Is over-the-counter cold medicine safe for kids?

01/07/2019

Many adults don’t hesitate to pick up over-the-counter (OTC) cough and cold medications to ward off unpleasant symptoms like fever, headaches, congestion and sore throat. However, it’s important to remember that while these medications may help you, they are not meant for small children.

Laura Arvidson-Guzman is a Chief Resident in Pediatrics“Most OTC cold medications that are commonly used in adults have never actually been studied in pediatric patients,” says Laura Arvidson-Guzman, MD, general pediatrician at Floating Hospital for Children. “Available literature suggests that they are not effective for the treatment of the common cold and may have unintended side effects, so they are generally not recommended particularly for children under six years old.”

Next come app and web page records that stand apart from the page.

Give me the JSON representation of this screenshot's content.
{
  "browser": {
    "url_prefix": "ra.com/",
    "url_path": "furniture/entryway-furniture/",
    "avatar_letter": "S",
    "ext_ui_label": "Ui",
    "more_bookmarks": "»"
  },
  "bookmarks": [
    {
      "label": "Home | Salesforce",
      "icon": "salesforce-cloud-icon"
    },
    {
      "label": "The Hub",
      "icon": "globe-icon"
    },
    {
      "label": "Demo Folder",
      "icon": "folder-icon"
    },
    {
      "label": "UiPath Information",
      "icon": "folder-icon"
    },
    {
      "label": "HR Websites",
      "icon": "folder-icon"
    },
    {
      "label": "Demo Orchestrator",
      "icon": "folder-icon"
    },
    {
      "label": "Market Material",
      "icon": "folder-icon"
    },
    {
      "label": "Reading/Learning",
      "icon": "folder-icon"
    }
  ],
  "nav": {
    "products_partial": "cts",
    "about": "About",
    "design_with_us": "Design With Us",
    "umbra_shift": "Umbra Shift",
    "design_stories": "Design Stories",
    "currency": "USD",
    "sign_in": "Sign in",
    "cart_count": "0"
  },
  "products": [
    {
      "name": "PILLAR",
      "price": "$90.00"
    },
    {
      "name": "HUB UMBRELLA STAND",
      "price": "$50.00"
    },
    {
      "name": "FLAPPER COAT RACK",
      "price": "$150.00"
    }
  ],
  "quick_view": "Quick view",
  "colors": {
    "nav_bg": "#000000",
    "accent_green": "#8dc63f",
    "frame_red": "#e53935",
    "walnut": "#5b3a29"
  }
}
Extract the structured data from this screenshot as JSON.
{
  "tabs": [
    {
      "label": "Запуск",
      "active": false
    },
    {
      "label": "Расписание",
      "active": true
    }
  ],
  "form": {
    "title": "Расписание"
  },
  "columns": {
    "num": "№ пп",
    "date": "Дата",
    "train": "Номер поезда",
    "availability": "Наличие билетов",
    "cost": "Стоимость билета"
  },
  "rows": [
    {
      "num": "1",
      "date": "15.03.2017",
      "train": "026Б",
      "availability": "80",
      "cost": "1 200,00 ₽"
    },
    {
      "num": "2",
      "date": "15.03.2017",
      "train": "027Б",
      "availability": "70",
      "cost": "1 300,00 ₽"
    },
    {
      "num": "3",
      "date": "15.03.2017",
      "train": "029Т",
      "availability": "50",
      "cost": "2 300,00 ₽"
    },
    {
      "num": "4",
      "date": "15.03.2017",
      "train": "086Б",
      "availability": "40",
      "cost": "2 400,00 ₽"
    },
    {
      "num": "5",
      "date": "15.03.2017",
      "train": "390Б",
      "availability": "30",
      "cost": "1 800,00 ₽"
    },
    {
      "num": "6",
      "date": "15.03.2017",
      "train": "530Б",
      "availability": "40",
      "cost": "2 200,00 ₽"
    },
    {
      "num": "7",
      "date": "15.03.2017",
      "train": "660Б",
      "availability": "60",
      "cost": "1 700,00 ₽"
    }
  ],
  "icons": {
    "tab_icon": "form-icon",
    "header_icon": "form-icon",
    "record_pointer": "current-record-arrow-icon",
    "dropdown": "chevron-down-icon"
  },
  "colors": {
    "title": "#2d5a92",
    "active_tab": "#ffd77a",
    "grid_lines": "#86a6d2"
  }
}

It can be very frustrating for parents to have few options available when their child isn’t feeling well, especially since most children get six to eight colds each year. But there are things you can do to help ease your child’s discomfort without OTC medications.

Dr. Arvidson-Guzman suggests the following for the treatment of the common cold:

  • Humidified air
  • Nasal saline drops and suctioning if tolerated
  • Plenty of fluids to ensure adequate hydration
  • For children over the age of one, honey can be helpful to soothe a sore throat and cough

What to consider if choosing a different remedy

“If parents do choose to use OTC cold medications, it is important to check the ingredients,” Dr. Arvidson-Guzman says. Many of these medications contain acetaminophen or ibuprofen, and it can be easy to accidentally give too much if parents are also dosing these medications separately for fever or discomfort.”

Vicks VapoRub is a commonly used OTC remedy but should not be used in children age two and under or who are otherwise at risk of ingesting the product, because it contains camphor which can cause seizures. Alternative treatments like herbal remedies are not regulated by the FDA, and therefore very few studies support the efficacy and the safety of their use. Parents should be aware of the lack of evidence behind their use if they opt to use herbal treatments for colds.